▶ **TASK GOAL**:
Give the following records again in full and without alteration.

Web page and app entries:
---*---
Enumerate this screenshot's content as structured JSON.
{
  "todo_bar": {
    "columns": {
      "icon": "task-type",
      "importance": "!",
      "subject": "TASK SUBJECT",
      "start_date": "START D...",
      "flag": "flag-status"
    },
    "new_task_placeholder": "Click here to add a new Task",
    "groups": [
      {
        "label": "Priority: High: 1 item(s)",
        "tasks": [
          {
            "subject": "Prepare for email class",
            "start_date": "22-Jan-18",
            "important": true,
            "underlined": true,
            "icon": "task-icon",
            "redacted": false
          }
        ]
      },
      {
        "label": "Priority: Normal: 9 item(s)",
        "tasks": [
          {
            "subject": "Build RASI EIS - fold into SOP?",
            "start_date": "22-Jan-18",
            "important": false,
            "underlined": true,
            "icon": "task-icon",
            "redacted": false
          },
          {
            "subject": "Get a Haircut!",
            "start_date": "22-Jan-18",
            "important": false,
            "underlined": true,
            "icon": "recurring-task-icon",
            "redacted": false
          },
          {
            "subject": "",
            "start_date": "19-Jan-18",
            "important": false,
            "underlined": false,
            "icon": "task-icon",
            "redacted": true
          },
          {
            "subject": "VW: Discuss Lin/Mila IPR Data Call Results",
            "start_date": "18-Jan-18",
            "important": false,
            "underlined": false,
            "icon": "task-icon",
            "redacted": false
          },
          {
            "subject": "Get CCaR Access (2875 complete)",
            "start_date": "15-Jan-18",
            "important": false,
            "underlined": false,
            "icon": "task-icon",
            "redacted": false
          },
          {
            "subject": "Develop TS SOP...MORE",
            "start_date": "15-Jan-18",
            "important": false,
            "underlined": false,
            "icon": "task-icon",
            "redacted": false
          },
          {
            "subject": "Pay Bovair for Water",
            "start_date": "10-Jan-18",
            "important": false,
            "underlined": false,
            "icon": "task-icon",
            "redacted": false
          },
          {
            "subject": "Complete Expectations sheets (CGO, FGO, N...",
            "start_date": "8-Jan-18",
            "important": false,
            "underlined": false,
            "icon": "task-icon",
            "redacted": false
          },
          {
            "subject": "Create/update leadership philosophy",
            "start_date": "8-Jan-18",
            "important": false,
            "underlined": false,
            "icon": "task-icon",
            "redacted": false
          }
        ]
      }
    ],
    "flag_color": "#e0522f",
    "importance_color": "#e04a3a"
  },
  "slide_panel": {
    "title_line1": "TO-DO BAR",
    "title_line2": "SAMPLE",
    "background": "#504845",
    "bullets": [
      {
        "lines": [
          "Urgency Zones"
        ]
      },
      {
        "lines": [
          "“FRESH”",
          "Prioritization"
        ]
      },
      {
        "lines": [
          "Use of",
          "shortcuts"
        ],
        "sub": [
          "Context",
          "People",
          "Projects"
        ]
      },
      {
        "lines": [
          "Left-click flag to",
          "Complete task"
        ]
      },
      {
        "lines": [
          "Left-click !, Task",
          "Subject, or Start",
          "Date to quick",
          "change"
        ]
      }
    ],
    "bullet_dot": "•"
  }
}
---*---
▶ **WORKED SOLUTION**:
Enumerate this screenshot's content as structured JSON.
{
  "todo_bar": {
    "columns": {
      "icon": "task-type",
      "importance": "!",
      "subject": "TASK SUBJECT",
      "start_date": "START D...",
      "flag": "flag-status"
    },
    "new_task_placeholder": "Click here to add a new Task",
    "groups": [
      {
        "label": "Priority: High: 1 item(s)",
        "tasks": [
          {
            "subject": "Prepare for email class",
            "start_date": "22-Jan-18",
            "important": true,
            "underlined": true,
            "icon": "task-icon",
            "redacted": false
          }
        ]
      },
      {
        "label": "Priority: Normal: 9 item(s)",
        "tasks": [
          {
            "subject": "Build RASI EIS - fold into SOP?",
            "start_date": "22-Jan-18",
            "important": false,
            "underlined": true,
            "icon": "task-icon",
            "redacted": false
          },
          {
            "subject": "Get a Haircut!",
            "start_date": "22-Jan-18",
            "important": false,
            "underlined": true,
            "icon": "recurring-task-icon",
            "redacted": false
          },
          {
            "subject": "",
            "start_date": "19-Jan-18",
            "important": false,
            "underlined": false,
            "icon": "task-icon",
            "redacted": true
          },
          {
            "subject": "VW: Discuss Lin/Mila IPR Data Call Results",
            "start_date": "18-Jan-18",
            "important": false,
            "underlined": false,
            "icon": "task-icon",
            "redacted": false
          },
          {
            "subject": "Get CCaR Access (2875 complete)",
            "start_date": "15-Jan-18",
            "important": false,
            "underlined": false,
            "icon": "task-icon",
            "redacted": false
          },
          {
            "subject": "Develop TS SOP...MORE",
            "start_date": "15-Jan-18",
            "important": false,
            "underlined": false,
            "icon": "task-icon",
            "redacted": false
          },
          {
            "subject": "Pay Bovair for Water",
            "start_date": "10-Jan-18",
            "important": false,
            "underlined": false,
            "icon": "task-icon",
            "redacted": false
          },
          {
            "subject": "Complete Expectations sheets (CGO, FGO, N...",
            "start_date": "8-Jan-18",
            "important": false,
            "underlined": false,
            "icon": "task-icon",
            "redacted": false
          },
          {
            "subject": "Create/update leadership philosophy",
            "start_date": "8-Jan-18",
            "important": false,
            "underlined": false,
            "icon": "task-icon",
            "redacted": false
          }
        ]
      }
    ],
    "flag_color": "#e0522f",
    "importance_color": "#e04a3a"
  },
  "slide_panel": {
    "title_line1": "TO-DO BAR",
    "title_line2": "SAMPLE",
    "background": "#504845",
    "bullets": [
      {
        "lines": [
          "Urgency Zones"
        ]
      },
      {
        "lines": [
          "“FRESH”",
          "Prioritization"
        ]
      },
      {
        "lines": [
          "Use of",
          "shortcuts"
        ],
        "sub": [
          "Context",
          "People",
          "Projects"
        ]
      },
      {
        "lines": [
          "Left-click flag to",
          "Complete task"
        ]
      },
      {
        "lines": [
          "Left-click !, Task",
          "Subject, or Start",
          "Date to quick",
          "change"
        ]
      }
    ],
    "bullet_dot": "•"
  }
}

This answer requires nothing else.